The school’s graduation rate already exceeds the New York State average. According to the New York State Department of Education, the state’s average graduation rate was at 74.9 percent, as of 2013. IHS’s graduation rate is 91 percent.
“You don’t see Ithaca High School students exit out successfully and flunk out college,” the new principal, Jason Trumble, said.
Trumble has been with the Ithaca School District for more than 20 years. He spent 11 years as a social studies teacher, cross-country and track coach at the school. In 2012, Trumble returned to IHS as the assistant principal and in 2015, became principal.
“Being in the college town that we are in, the community’s expectations are very high at Ithaca High School. They expect students to be accurately prepared for a high level of college,” he said.
The school offers AP courses that students can use as college credit, as well as numerous after-school programs. According to Trumble, 90 percent of IHS students go on to four-year colleges, but there’s still work to be done.
Jay True, a board member on the Ithaca City School District, said the goal is possible but might be more long-term.
“I think it’s a wonderful goal, I support it 100 percent.

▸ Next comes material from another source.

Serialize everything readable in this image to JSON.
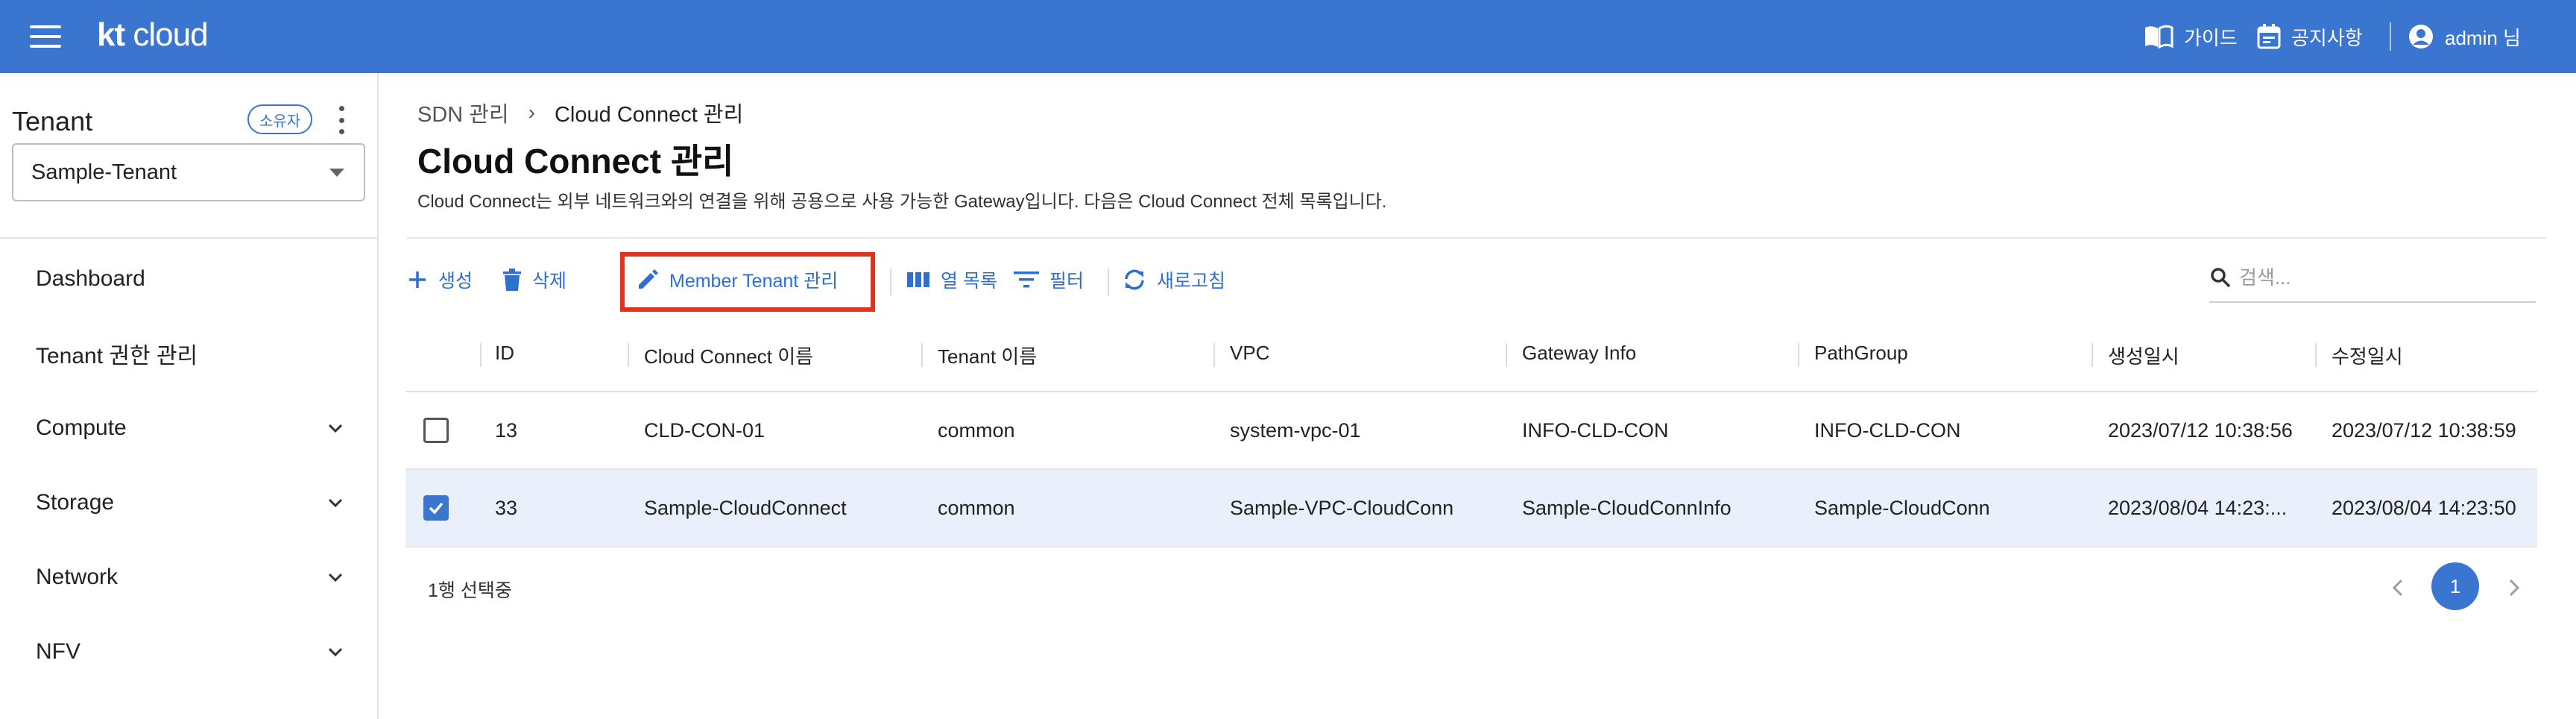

It may take some time but that shouldn’t stop us from trying.”
The district enjoys a $113,774,956 budget compared to its neighbor, the Cortland Enlarged City School District, which is $47,504,329, according to their 2014-15 budget report.
“If a school strives towards a 100 percent graduation rate, it indicates that the administration recognizes that students have different learning styles, and will attempt to form a variety of curricula that will accommodate and support the entire student body,” Racoosin said.
Beth Hardesty, a secretary at IHS, praised Trumble’s efforts to date.
“A stable leadership is important for the kids. Mr. Trumble is great at seeing everything we’ve done so far and being appreciative of it,” she said.